This means that in the sädhanä of love, the positive side of love can be overshadowed by the negative due to residual käma. That is purified by aligning it with the Divine. If it loses its alignment with the Divine it becomes dysfunctional.

Love is a positive emotion. The via negativa is only ancillary to the force of loving attraction as part of the move towards purity and worthiness.

The way to love is by loving. By doing as a lover would do. The psychic power of pure love is very great and affects the object of love.

The way to not get love is to stop loving.
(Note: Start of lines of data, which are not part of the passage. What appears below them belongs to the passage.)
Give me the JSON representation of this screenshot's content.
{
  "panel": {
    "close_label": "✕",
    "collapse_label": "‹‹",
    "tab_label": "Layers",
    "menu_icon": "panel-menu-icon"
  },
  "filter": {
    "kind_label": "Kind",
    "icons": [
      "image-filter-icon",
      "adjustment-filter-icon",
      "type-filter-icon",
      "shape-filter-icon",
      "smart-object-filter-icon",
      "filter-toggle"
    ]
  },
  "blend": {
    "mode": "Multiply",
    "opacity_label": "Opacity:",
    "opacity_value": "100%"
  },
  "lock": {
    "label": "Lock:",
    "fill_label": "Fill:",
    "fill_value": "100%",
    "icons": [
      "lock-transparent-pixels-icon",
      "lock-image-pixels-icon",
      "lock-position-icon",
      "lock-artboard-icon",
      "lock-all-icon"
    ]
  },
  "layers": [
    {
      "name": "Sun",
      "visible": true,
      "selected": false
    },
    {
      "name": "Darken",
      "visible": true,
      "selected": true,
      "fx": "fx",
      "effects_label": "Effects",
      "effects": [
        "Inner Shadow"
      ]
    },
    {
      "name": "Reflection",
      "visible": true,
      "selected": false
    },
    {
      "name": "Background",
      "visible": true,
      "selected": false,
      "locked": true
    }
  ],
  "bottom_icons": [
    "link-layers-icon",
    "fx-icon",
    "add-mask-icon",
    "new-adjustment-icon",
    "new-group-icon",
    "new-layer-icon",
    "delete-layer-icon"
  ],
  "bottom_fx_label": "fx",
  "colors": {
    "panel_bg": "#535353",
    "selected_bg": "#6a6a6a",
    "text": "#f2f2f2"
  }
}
The absence of love in the subject also affects the object of love.

1 comment:

Anonymous said...


Reflected in the love of one's own self, the god-shaped-mind places the finger of it's intellect through the ring of truth.

http://www.griffith.ox.ac.uk/gri/tut-scans/taa_i_3_25_30.jpg